*** RECORDS TO PROCESS ***

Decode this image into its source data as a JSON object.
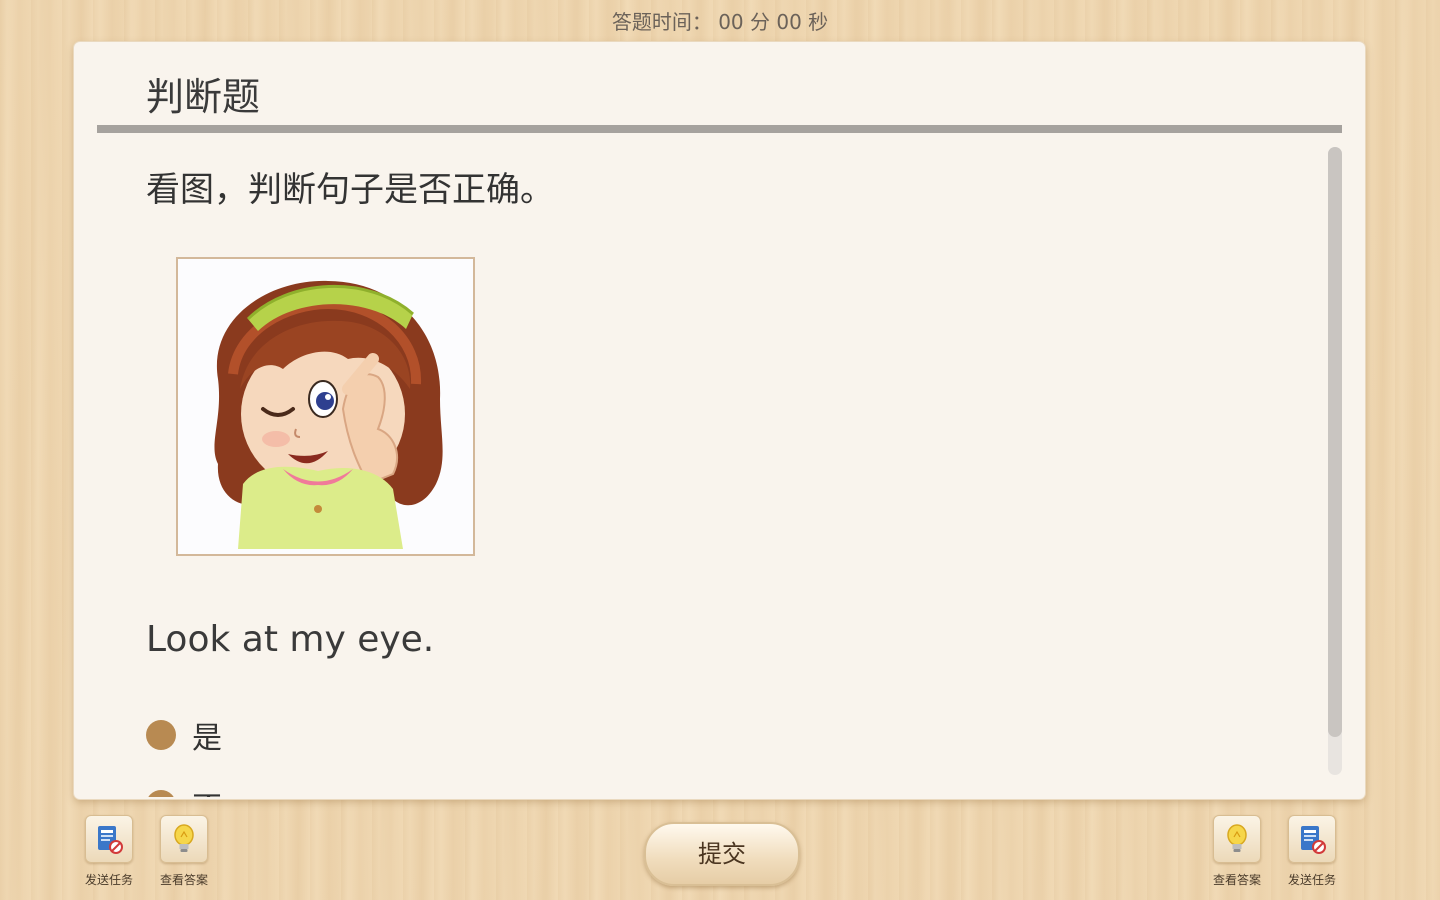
{
  "timer": {
    "label": "答题时间：",
    "minutes": "00",
    "minutes_unit": "分",
    "seconds": "00",
    "seconds_unit": "秒"
  },
  "question": {
    "type_title": "判断题",
    "instruction": "看图，判断句子是否正确。",
    "sentence": "Look at my eye.",
    "options": [
      {
        "label": "是"
      },
      {
        "label": "否"
      }
    ]
  },
  "toolbar": {
    "left": [
      {
        "label": "发送任务",
        "icon": "send-task-icon"
      },
      {
        "label": "查看答案",
        "icon": "lightbulb-icon"
      }
    ],
    "right": [
      {
        "label": "查看答案",
        "icon": "lightbulb-icon"
      },
      {
        "label": "发送任务",
        "icon": "send-task-icon"
      }
    ],
    "submit_label": "提交"
  },
  "colors": {
    "accent_brown": "#b88a52",
    "card_background": "#f9f4ed",
    "wood_background": "#efd7b1"
  }
}
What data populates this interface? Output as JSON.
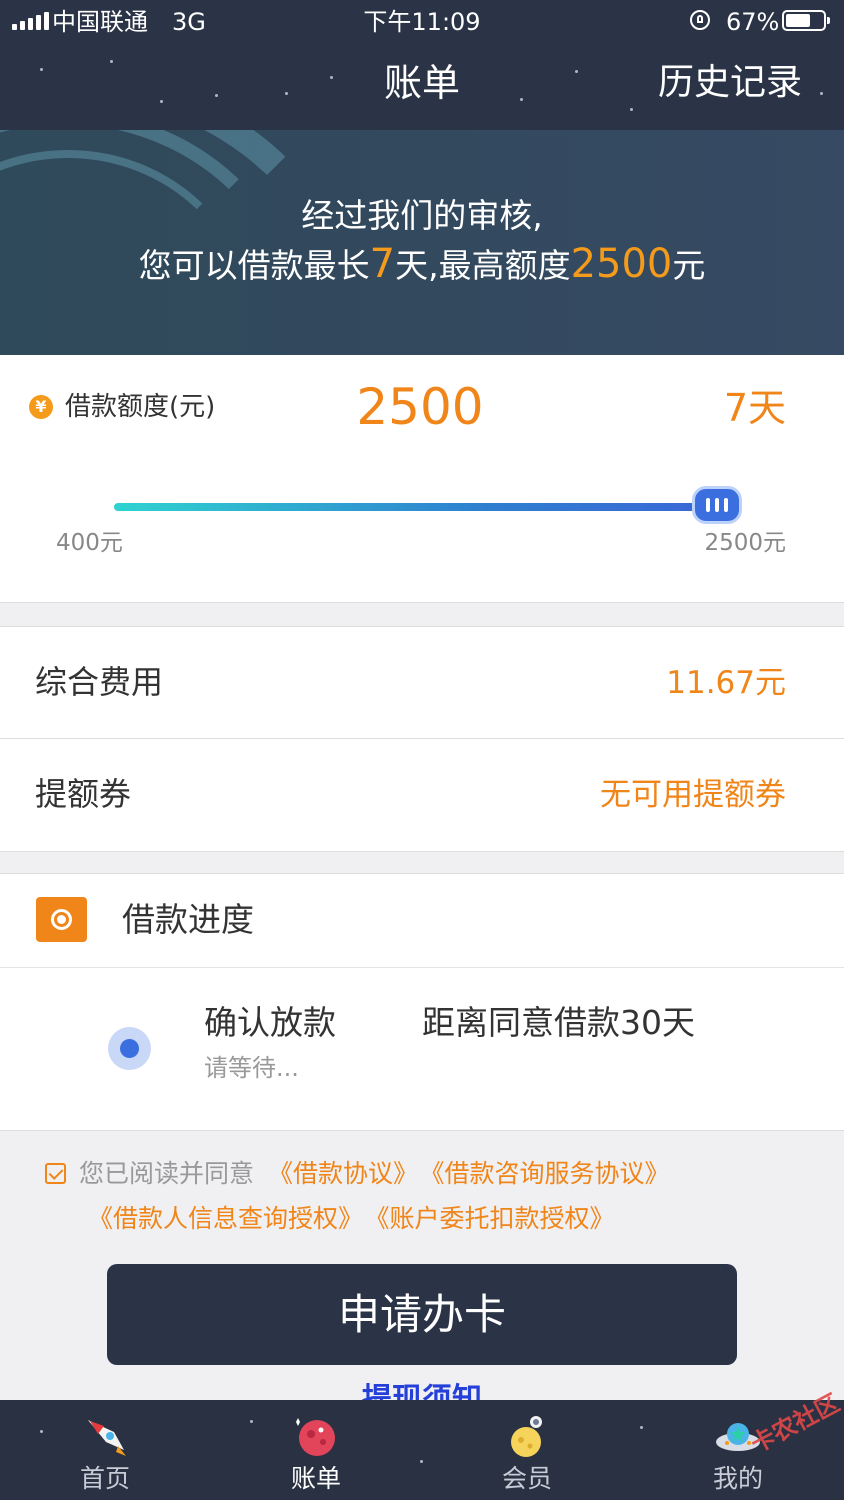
{
  "status_bar": {
    "carrier": "中国联通",
    "network": "3G",
    "time": "下午11:09",
    "battery": "67%",
    "battery_level": 0.67
  },
  "nav": {
    "title": "账单",
    "history_label": "历史记录"
  },
  "banner": {
    "line1": "经过我们的审核,",
    "line2_prefix": "您可以借款最长",
    "days": "7",
    "line2_mid": "天,最高额度",
    "amount": "2500",
    "line2_suffix": "元"
  },
  "loan": {
    "icon": "yen-icon",
    "label": "借款额度(元)",
    "amount": "2500",
    "days": "7天",
    "slider_min": "400元",
    "slider_max": "2500元",
    "slider_fraction": 1.0
  },
  "fees": [
    {
      "label": "综合费用",
      "value": "11.67元"
    },
    {
      "label": "提额券",
      "value": "无可用提额券"
    }
  ],
  "progress": {
    "title": "借款进度",
    "step_title": "确认放款",
    "step_sub": "请等待...",
    "step_note": "距离同意借款30天"
  },
  "agreement": {
    "prefix": "您已阅读并同意",
    "links": [
      "《借款协议》",
      "《借款咨询服务协议》",
      "《借款人信息查询授权》",
      "《账户委托扣款授权》"
    ]
  },
  "apply_button": "申请办卡",
  "notice_link": "提现须知",
  "tabs": [
    {
      "label": "首页",
      "icon": "rocket-icon",
      "active": false
    },
    {
      "label": "账单",
      "icon": "planet-icon",
      "active": true
    },
    {
      "label": "会员",
      "icon": "astronaut-moon-icon",
      "active": false
    },
    {
      "label": "我的",
      "icon": "ufo-icon",
      "active": false
    }
  ],
  "watermark": "卡农社区",
  "colors": {
    "accent": "#f08519",
    "dark": "#2b3446",
    "slider_start": "#2fd3d0",
    "slider_end": "#3a66d8"
  }
}
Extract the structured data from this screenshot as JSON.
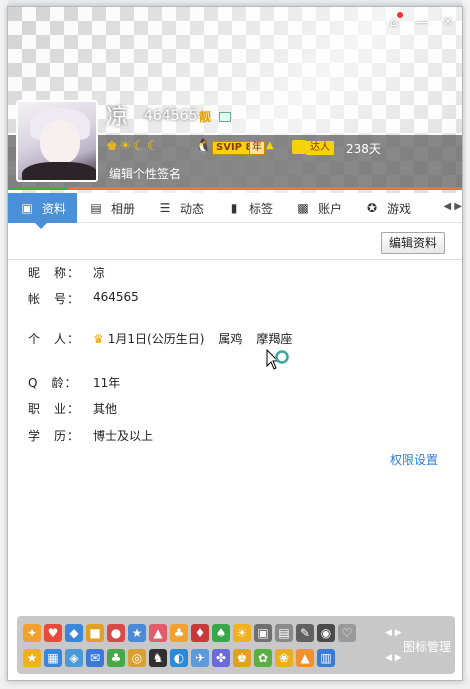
{
  "window": {
    "nickname": "凉",
    "uin": "464565",
    "liang_badge": "靓",
    "vip_label": "SVIP 8",
    "vip_year": "年",
    "daren_label": "达人",
    "days": "238天",
    "signature": "编辑个性签名"
  },
  "tabs": [
    {
      "label": "资料",
      "icon": "profile-card-icon"
    },
    {
      "label": "相册",
      "icon": "album-icon"
    },
    {
      "label": "动态",
      "icon": "feed-icon"
    },
    {
      "label": "标签",
      "icon": "tag-icon"
    },
    {
      "label": "账户",
      "icon": "wallet-icon"
    },
    {
      "label": "游戏",
      "icon": "game-icon"
    }
  ],
  "profile": {
    "edit_button": "编辑资料",
    "nickname_label": "昵　称：",
    "nickname_value": "凉",
    "account_label": "帐　号：",
    "account_value": "464565",
    "personal_label": "个　人：",
    "birthday": "1月1日(公历生日)",
    "zodiac": "属鸡",
    "constellation": "摩羯座",
    "qage_label": "Q　龄：",
    "qage_value": "11年",
    "job_label": "职　业：",
    "job_value": "其他",
    "edu_label": "学　历：",
    "edu_value": "博士及以上",
    "permission_link": "权限设置"
  },
  "iconbar": {
    "manage_label": "图标管理"
  },
  "colors": {
    "accent_blue": "#4a90d9",
    "link_blue": "#2f7bd6",
    "header_orange": "#e8772b",
    "vip_gold": "#f5d20a"
  }
}
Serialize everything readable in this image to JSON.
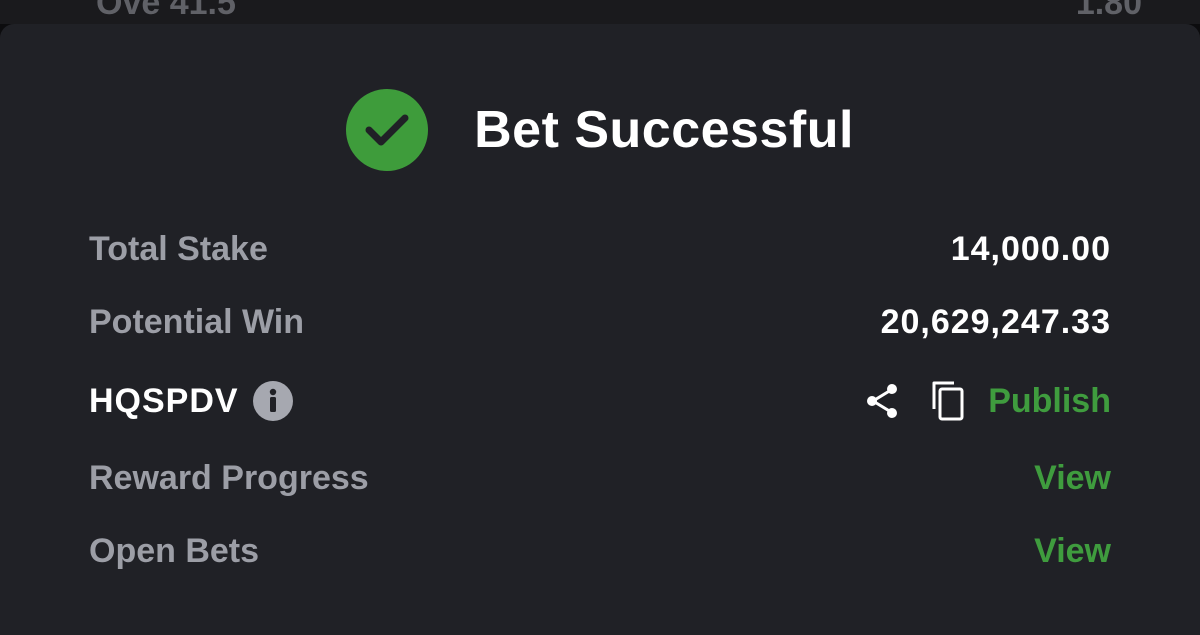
{
  "status_bar_ghost": {
    "left_text": "Ove 41.5",
    "right_text": "1.80"
  },
  "header": {
    "title": "Bet Successful",
    "status_icon": "check-circle-icon"
  },
  "summary": {
    "total_stake_label": "Total Stake",
    "total_stake_value": "14,000.00",
    "potential_win_label": "Potential Win",
    "potential_win_value": "20,629,247.33"
  },
  "booking": {
    "code": "HQSPDV",
    "info_icon": "info-icon",
    "share_icon": "share-icon",
    "copy_icon": "copy-icon",
    "publish_label": "Publish"
  },
  "links": {
    "reward_progress_label": "Reward Progress",
    "reward_progress_action": "View",
    "open_bets_label": "Open Bets",
    "open_bets_action": "View"
  },
  "colors": {
    "background": "#202126",
    "accent_green": "#3f9c3e",
    "label_gray": "#9c9ea6",
    "text_white": "#ffffff"
  }
}
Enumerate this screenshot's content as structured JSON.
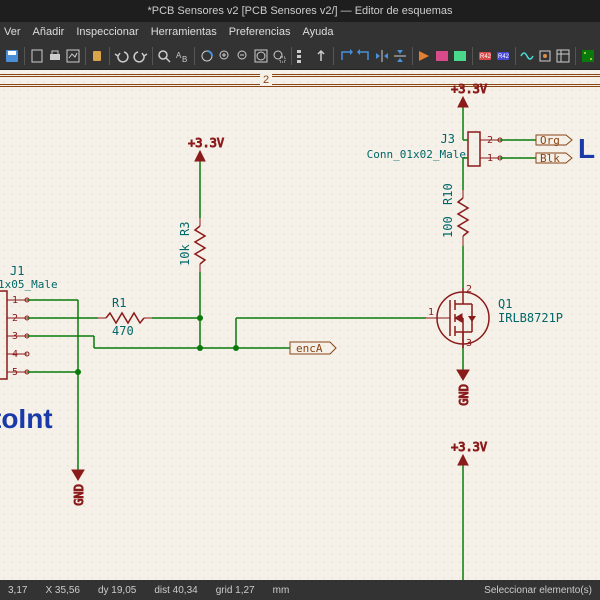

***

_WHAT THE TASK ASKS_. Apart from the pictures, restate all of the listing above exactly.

_SOLUTION FOR THIS PROBLEM_.
Decode this image into its source data as a JSON object.
{
  "timer": {
    "label": "答题时间：",
    "minutes": "00",
    "minutes_unit": "分",
    "seconds": "00",
    "seconds_unit": "秒"
  },
  "question": {
    "type_title": "判断题",
    "instruction": "看图，判断句子是否正确。",
    "sentence": "Look at my eye.",
    "options": [
      {
        "label": "是"
      },
      {
        "label": "否"
      }
    ]
  },
  "toolbar": {
    "left": [
      {
        "label": "发送任务",
        "icon": "send-task-icon"
      },
      {
        "label": "查看答案",
        "icon": "lightbulb-icon"
      }
    ],
    "right": [
      {
        "label": "查看答案",
        "icon": "lightbulb-icon"
      },
      {
        "label": "发送任务",
        "icon": "send-task-icon"
      }
    ],
    "submit_label": "提交"
  },
  "colors": {
    "accent_brown": "#b88a52",
    "card_background": "#f9f4ed",
    "wood_background": "#efd7b1"
  }
}
What data populates this interface? Output as JSON.
{
  "status_bar": {
    "carrier": "中国联通",
    "network": "3G",
    "time": "下午11:09",
    "battery": "67%",
    "battery_level": 0.67
  },
  "nav": {
    "title": "账单",
    "history_label": "历史记录"
  },
  "banner": {
    "line1": "经过我们的审核,",
    "line2_prefix": "您可以借款最长",
    "days": "7",
    "line2_mid": "天,最高额度",
    "amount": "2500",
    "line2_suffix": "元"
  },
  "loan": {
    "icon": "yen-icon",
    "label": "借款额度(元)",
    "amount": "2500",
    "days": "7天",
    "slider_min": "400元",
    "slider_max": "2500元",
    "slider_fraction": 1.0
  },
  "fees": [
    {
      "label": "综合费用",
      "value": "11.67元"
    },
    {
      "label": "提额券",
      "value": "无可用提额券"
    }
  ],
  "progress": {
    "title": "借款进度",
    "step_title": "确认放款",
    "step_sub": "请等待...",
    "step_note": "距离同意借款30天"
  },
  "agreement": {
    "prefix": "您已阅读并同意",
    "links": [
      "《借款协议》",
      "《借款咨询服务协议》",
      "《借款人信息查询授权》",
      "《账户委托扣款授权》"
    ]
  },
  "apply_button": "申请办卡",
  "notice_link": "提现须知",
  "tabs": [
    {
      "label": "首页",
      "icon": "rocket-icon",
      "active": false
    },
    {
      "label": "账单",
      "icon": "planet-icon",
      "active": true
    },
    {
      "label": "会员",
      "icon": "astronaut-moon-icon",
      "active": false
    },
    {
      "label": "我的",
      "icon": "ufo-icon",
      "active": false
    }
  ],
  "watermark": "卡农社区",
  "colors": {
    "accent": "#f08519",
    "dark": "#2b3446",
    "slider_start": "#2fd3d0",
    "slider_end": "#3a66d8"
  }
}
Extract the structured data from this screenshot as JSON.
{
  "window": {
    "nickname": "凉",
    "uin": "464565",
    "liang_badge": "靓",
    "vip_label": "SVIP 8",
    "vip_year": "年",
    "daren_label": "达人",
    "days": "238天",
    "signature": "编辑个性签名"
  },
  "tabs": [
    {
      "label": "资料",
      "icon": "profile-card-icon"
    },
    {
      "label": "相册",
      "icon": "album-icon"
    },
    {
      "label": "动态",
      "icon": "feed-icon"
    },
    {
      "label": "标签",
      "icon": "tag-icon"
    },
    {
      "label": "账户",
      "icon": "wallet-icon"
    },
    {
      "label": "游戏",
      "icon": "game-icon"
    }
  ],
  "profile": {
    "edit_button": "编辑资料",
    "nickname_label": "昵　称：",
    "nickname_value": "凉",
    "account_label": "帐　号：",
    "account_value": "464565",
    "personal_label": "个　人：",
    "birthday": "1月1日(公历生日)",
    "zodiac": "属鸡",
    "constellation": "摩羯座",
    "qage_label": "Q　龄：",
    "qage_value": "11年",
    "job_label": "职　业：",
    "job_value": "其他",
    "edu_label": "学　历：",
    "edu_value": "博士及以上",
    "permission_link": "权限设置"
  },
  "iconbar": {
    "manage_label": "图标管理"
  },
  "colors": {
    "accent_blue": "#4a90d9",
    "link_blue": "#2f7bd6",
    "header_orange": "#e8772b",
    "vip_gold": "#f5d20a"
  }
}
Serialize everything readable in this image to JSON.
{
  "status_bar_ghost": {
    "left_text": "Ove 41.5",
    "right_text": "1.80"
  },
  "header": {
    "title": "Bet Successful",
    "status_icon": "check-circle-icon"
  },
  "summary": {
    "total_stake_label": "Total Stake",
    "total_stake_value": "14,000.00",
    "potential_win_label": "Potential Win",
    "potential_win_value": "20,629,247.33"
  },
  "booking": {
    "code": "HQSPDV",
    "info_icon": "info-icon",
    "share_icon": "share-icon",
    "copy_icon": "copy-icon",
    "publish_label": "Publish"
  },
  "links": {
    "reward_progress_label": "Reward Progress",
    "reward_progress_action": "View",
    "open_bets_label": "Open Bets",
    "open_bets_action": "View"
  },
  "colors": {
    "background": "#202126",
    "accent_green": "#3f9c3e",
    "label_gray": "#9c9ea6",
    "text_white": "#ffffff"
  }
}
Enumerate this screenshot's content as structured JSON.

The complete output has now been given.